Extracted material:
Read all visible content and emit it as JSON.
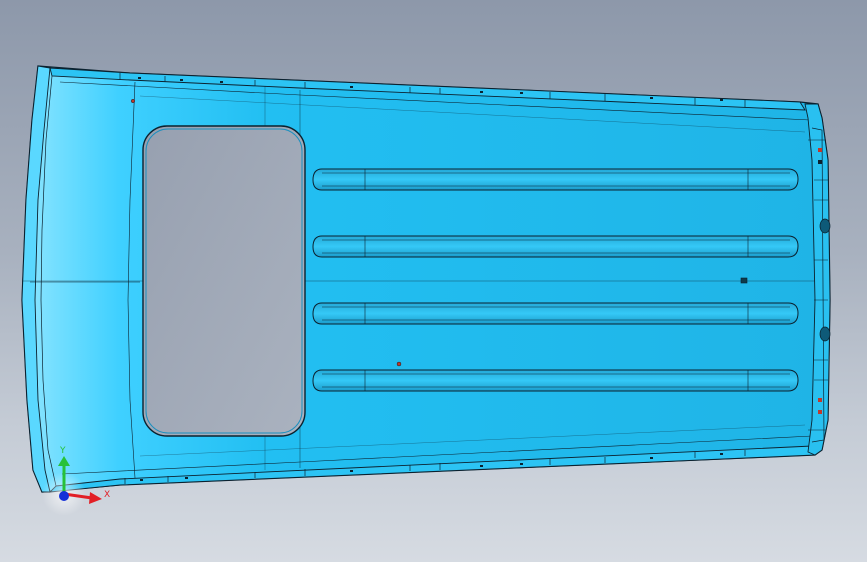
{
  "viewport": {
    "background_top": "#8d98aa",
    "background_bottom": "#d6dbe2"
  },
  "model": {
    "part": "roof-panel",
    "body_color": "#1fb8ec",
    "highlight_color": "#8fe6ff",
    "edge_color": "#0b2230",
    "window_opening_color": "#9aa3b2",
    "rib_count": 4
  },
  "triad": {
    "x_label": "X",
    "y_label": "Y",
    "x_color": "#e21f26",
    "y_color": "#27c13a",
    "z_color": "#1530d8"
  }
}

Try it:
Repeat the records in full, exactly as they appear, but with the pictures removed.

The completed task:
Read all visible content and emit it as JSON.
{
  "viewport": {
    "background_top": "#8d98aa",
    "background_bottom": "#d6dbe2"
  },
  "model": {
    "part": "roof-panel",
    "body_color": "#1fb8ec",
    "highlight_color": "#8fe6ff",
    "edge_color": "#0b2230",
    "window_opening_color": "#9aa3b2",
    "rib_count": 4
  },
  "triad": {
    "x_label": "X",
    "y_label": "Y",
    "x_color": "#e21f26",
    "y_color": "#27c13a",
    "z_color": "#1530d8"
  }
}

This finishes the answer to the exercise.